Part of the draw for us to this Island was to see a daily feeding of wild hornbill birds on the seaside patio of a particular hotel. There are various species and these are the largest called Great Hornbills. They are not unlike the toucan (remember the mascot for Fruit Loops cereal?)
On arriving at the pier, we were immediately met by a young man who had scooters for rent, so we struck a deal and off we went. We had read the feeding time was around 17:30 to 19:00. Apparently the birds don't follow a rigid time schedule! So with time to kill, there was the whole Island to explore.

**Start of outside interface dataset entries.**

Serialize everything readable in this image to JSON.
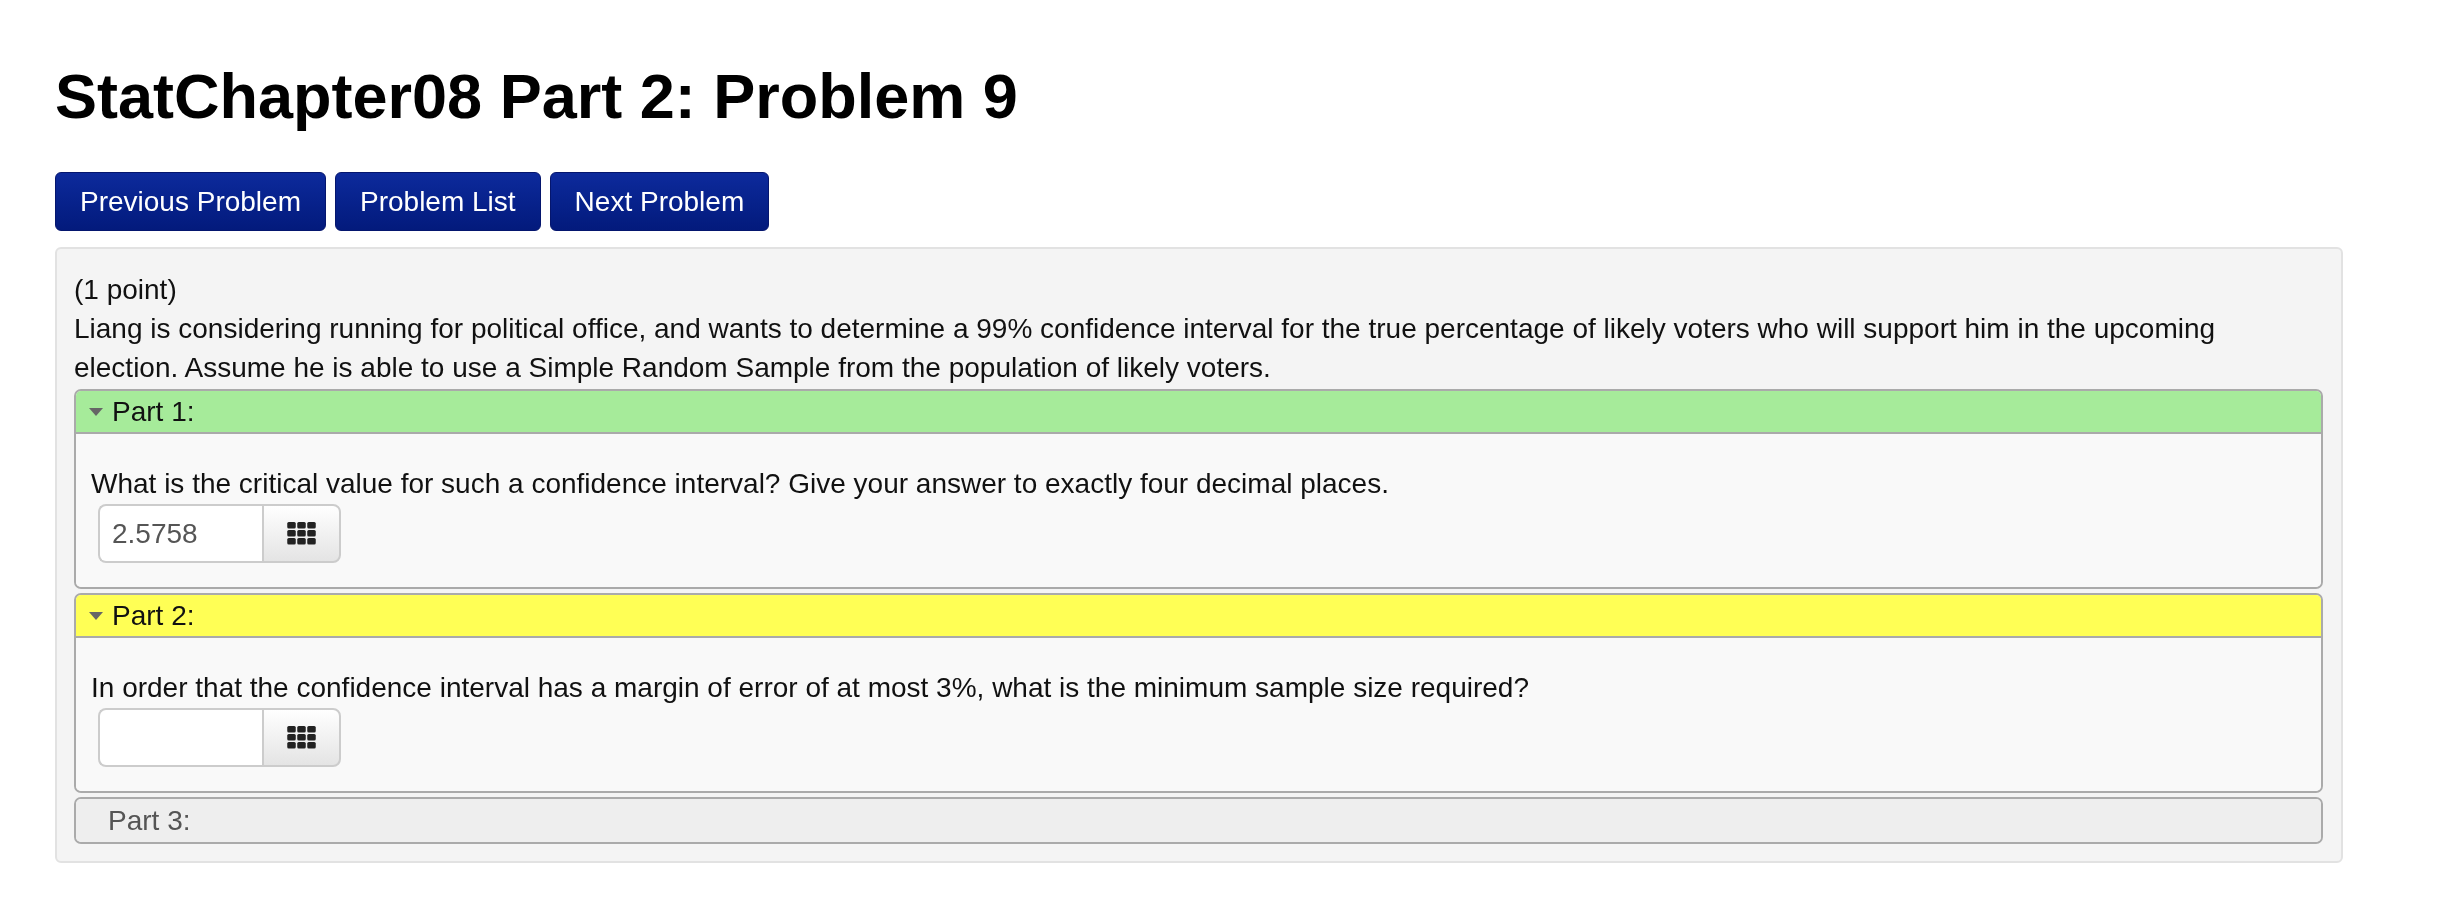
{
  "title": "StatChapter08 Part 2: Problem 9",
  "nav_buttons": [
    "Previous Problem",
    "Problem List",
    "Next Problem"
  ],
  "problem": {
    "points": "(1 point)",
    "statement": "Liang is considering running for political office, and wants to determine a 99% confidence interval for the true percentage of likely voters who will support him in the upcoming election. Assume he is able to use a Simple Random Sample from the population of likely voters.",
    "parts": [
      {
        "label": "Part 1:",
        "expanded": true,
        "color": "#a6eb9a",
        "question": "What is the critical value for such a confidence interval? Give your answer to exactly four decimal places.",
        "answer_field": true,
        "answer": "2.5758"
      },
      {
        "label": "Part 2:",
        "expanded": true,
        "color": "#ffff55",
        "question": "In order that the confidence interval has a margin of error of at most 3%, what is the minimum sample size required?",
        "answer_field": true
      },
      {
        "label": "Part 3:",
        "expanded": false,
        "color": "#eeeeee"
      }
    ]
  }
}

Pangkor Island's robust terrain is carpeted with lush tropical forests. We headed counterclockwise on the main narrow road that circled the Island.
Before leaving the condensed village that's squished between the shore and the steep hillsides, we came upon a shipyard. There, they were hand-building ocean-going ships of about 25 metres all out of heavy timbers and planking. You could easily picture yourself in a European shipyard of the 1600s.
Jordan was amazed at the huge planks of prized wood. Solid planks the size of a castle's dining room tabletop that could sit 30. What would these planks, rich in colour with a grain completely clear of knots, be worth back home in Canada? And where did they get such pristine timbers?
Continuing, the village scene soon drifted aft as we travelled a snaking road that climbed and clung to the sides of the vertical slopes where the forests disclosed where the prime timbers came from. Then the road eased to a pleasant drive past unspoiled beaches perfectly accented with large boulders as if placed by landscape architects.
We ended up early at the hotel where the hornbills would appear so we relaxed to soak up the setting. Soon, out of nowhere, a large hornbill swooped down as a special guest for dinner. First, she set on a tree branch to survey the safeness of the place, then finally flew down to the plate of cut-up papaya on a little table in the middle of the patio.
We seemed to be the only persons interested and slowly crept closer to get a few snapshots...
Mrs. Hornbill was fine until she decided we were getting just a little bit too close and flew off into a high tree where she watched the 2 curious humans from her safe perch.
Soon thereafter, Mr. Hornbill came for the last of the meal. (Evidently a "he" as his bill was larger.) He delicately picked up each piece of fruit by the tip of his capacious bill and with a little backward flip, down it went, at the same time probably wondering what are these strange creatures looking at?
Feathered fruit flipper
The sky was turning an ominous charcoal and the faint rumbles were our cue to take flight back to the human jungle.